The records |
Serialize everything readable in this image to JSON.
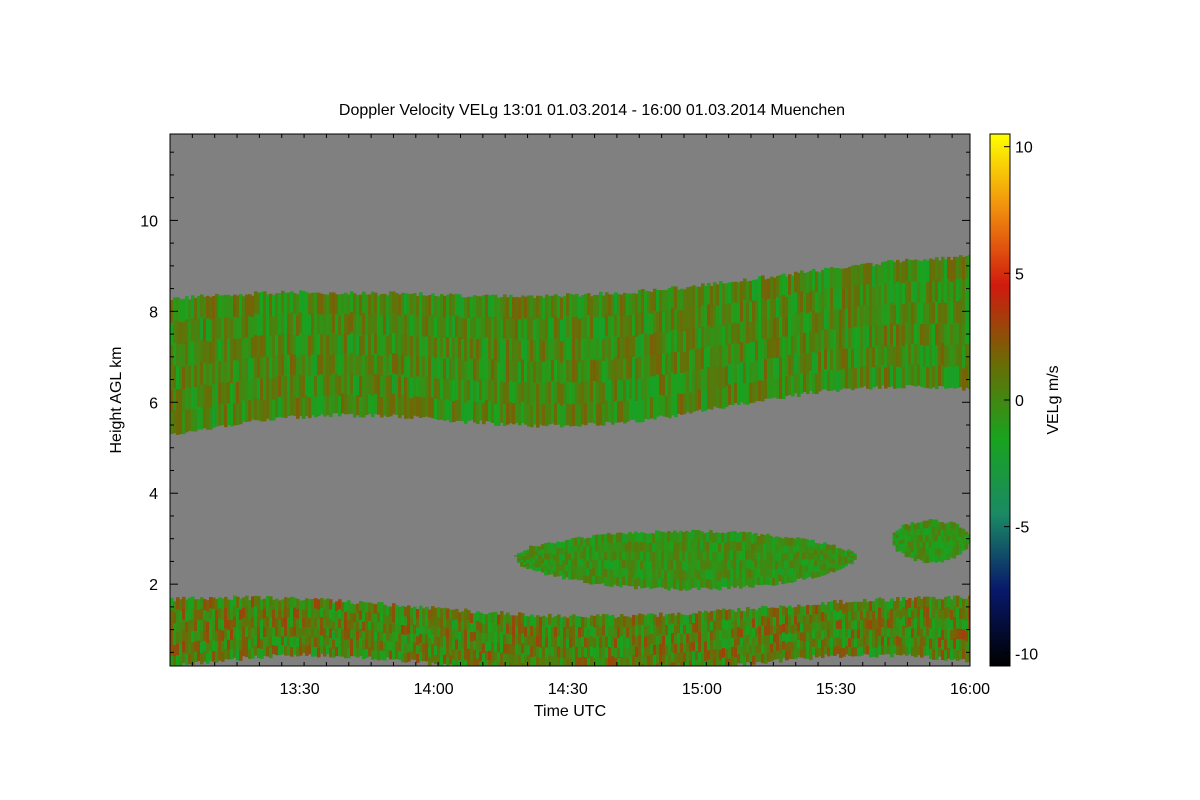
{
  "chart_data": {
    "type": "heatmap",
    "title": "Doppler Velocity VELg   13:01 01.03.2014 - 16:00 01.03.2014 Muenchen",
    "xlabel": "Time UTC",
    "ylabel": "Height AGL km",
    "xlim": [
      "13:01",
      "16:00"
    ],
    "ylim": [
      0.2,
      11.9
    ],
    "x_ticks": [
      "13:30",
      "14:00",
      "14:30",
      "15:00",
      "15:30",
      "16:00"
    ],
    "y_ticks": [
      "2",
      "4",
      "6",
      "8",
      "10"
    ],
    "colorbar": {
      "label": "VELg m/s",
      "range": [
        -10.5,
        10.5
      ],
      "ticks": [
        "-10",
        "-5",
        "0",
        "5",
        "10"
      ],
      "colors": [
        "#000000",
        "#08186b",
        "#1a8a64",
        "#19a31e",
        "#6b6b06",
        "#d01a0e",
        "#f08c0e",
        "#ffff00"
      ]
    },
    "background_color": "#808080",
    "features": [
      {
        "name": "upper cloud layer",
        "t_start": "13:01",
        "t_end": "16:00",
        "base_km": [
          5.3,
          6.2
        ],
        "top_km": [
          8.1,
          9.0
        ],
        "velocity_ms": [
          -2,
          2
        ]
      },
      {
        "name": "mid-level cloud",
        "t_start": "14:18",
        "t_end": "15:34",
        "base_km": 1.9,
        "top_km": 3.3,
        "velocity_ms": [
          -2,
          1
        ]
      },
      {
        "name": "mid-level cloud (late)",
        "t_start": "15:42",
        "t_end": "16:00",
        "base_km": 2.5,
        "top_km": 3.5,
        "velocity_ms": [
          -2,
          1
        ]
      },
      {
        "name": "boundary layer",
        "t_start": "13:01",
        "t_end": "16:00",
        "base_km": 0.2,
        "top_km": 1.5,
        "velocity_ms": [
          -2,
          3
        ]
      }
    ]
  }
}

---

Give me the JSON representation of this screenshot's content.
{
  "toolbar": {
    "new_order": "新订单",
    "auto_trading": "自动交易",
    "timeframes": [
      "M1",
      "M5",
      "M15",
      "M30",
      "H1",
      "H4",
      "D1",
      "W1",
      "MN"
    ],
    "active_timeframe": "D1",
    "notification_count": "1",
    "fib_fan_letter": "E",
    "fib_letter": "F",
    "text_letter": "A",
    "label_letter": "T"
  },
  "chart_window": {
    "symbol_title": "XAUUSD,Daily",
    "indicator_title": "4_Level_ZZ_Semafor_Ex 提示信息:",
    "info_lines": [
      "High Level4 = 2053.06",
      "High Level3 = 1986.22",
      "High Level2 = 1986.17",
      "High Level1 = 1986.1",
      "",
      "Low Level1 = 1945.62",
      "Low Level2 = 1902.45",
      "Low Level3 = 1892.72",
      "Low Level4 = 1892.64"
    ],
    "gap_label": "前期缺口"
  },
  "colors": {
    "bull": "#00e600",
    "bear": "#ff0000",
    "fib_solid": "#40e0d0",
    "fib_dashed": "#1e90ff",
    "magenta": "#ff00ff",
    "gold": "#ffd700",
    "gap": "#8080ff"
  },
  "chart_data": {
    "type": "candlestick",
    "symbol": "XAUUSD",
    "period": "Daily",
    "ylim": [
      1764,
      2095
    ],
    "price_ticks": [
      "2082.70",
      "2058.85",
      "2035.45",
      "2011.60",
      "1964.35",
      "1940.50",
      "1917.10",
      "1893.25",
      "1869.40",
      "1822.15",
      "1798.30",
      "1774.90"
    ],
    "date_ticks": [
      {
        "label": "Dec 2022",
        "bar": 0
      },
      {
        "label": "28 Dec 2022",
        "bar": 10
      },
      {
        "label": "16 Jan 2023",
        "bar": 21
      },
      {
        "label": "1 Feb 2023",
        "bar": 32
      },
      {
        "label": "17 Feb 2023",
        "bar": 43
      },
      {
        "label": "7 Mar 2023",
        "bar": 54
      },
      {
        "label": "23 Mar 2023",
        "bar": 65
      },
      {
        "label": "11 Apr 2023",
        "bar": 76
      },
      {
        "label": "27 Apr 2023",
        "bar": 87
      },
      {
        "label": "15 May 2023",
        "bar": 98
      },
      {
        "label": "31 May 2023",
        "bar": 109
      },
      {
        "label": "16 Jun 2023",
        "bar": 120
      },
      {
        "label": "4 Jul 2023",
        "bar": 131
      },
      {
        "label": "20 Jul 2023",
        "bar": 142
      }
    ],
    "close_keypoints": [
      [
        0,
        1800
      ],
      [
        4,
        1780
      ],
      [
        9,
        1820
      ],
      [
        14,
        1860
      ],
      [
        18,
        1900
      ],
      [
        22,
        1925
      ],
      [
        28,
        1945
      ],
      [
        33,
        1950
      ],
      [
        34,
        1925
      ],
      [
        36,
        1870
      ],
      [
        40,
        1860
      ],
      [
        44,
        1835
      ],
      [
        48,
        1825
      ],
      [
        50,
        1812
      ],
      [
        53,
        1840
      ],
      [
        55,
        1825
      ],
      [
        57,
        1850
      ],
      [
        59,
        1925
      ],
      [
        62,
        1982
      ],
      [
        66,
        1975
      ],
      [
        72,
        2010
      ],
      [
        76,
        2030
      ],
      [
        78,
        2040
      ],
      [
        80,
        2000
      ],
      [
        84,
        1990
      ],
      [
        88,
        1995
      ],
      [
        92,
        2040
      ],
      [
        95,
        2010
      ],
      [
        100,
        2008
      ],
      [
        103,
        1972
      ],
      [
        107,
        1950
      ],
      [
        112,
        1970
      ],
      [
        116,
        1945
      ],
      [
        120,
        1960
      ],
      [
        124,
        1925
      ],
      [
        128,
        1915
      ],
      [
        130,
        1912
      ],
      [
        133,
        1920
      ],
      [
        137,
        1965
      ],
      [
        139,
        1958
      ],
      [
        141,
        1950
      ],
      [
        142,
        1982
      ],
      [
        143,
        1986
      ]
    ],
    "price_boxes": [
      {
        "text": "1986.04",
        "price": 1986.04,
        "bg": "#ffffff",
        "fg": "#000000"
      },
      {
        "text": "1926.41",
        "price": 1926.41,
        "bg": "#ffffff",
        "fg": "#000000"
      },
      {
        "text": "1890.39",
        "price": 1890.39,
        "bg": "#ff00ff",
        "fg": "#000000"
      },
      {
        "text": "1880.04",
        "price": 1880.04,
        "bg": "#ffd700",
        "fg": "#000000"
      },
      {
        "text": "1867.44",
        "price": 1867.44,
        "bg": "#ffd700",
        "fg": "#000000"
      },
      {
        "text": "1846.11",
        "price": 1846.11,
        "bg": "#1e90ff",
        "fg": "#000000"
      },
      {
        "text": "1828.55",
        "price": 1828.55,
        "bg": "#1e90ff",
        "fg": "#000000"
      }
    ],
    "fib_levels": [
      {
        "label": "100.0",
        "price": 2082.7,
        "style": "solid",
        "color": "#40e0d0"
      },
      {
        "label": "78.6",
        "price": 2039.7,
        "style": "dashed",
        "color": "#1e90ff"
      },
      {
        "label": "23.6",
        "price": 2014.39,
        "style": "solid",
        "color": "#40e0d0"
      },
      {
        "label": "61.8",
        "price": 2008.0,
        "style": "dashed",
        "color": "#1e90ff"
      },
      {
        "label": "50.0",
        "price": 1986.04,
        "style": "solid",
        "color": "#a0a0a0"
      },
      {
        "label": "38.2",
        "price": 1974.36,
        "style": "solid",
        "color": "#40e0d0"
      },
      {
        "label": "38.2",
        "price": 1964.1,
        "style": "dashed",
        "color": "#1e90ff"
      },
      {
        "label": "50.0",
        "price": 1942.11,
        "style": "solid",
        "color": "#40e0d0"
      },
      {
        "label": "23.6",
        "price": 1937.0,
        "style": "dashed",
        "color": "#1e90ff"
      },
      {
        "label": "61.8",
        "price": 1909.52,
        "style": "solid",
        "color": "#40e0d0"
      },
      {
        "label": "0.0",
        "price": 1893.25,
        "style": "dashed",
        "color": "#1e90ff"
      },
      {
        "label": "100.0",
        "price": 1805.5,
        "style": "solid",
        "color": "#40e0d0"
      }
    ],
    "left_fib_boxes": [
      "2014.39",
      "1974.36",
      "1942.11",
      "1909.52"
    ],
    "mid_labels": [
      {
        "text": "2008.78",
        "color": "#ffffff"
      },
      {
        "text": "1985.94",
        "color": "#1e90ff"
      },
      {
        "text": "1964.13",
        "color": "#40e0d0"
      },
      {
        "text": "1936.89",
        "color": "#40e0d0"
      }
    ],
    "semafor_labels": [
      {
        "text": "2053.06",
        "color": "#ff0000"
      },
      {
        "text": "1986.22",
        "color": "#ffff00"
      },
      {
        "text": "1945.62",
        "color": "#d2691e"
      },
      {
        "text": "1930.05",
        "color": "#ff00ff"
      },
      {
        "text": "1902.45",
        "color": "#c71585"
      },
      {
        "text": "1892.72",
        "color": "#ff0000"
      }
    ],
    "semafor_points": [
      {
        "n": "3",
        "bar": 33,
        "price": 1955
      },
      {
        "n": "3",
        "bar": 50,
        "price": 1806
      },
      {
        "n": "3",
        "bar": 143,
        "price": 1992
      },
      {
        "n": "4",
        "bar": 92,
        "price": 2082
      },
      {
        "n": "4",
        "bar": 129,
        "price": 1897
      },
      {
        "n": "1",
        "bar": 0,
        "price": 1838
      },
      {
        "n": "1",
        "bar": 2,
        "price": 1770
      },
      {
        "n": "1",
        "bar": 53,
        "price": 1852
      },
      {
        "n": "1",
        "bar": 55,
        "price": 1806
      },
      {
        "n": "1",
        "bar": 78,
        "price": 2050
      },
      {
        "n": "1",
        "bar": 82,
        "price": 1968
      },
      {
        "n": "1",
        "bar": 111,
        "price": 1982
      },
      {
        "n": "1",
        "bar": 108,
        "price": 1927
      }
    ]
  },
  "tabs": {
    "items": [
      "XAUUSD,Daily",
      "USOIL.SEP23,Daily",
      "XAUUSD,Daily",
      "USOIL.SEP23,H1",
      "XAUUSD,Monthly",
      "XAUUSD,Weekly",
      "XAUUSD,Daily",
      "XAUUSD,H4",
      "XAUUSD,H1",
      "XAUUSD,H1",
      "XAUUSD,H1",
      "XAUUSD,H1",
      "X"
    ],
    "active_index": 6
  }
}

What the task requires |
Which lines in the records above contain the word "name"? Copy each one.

The completed task |
        "name": "upper cloud layer",
        "name": "mid-level cloud",
        "name": "mid-level cloud (late)",
        "name": "boundary layer",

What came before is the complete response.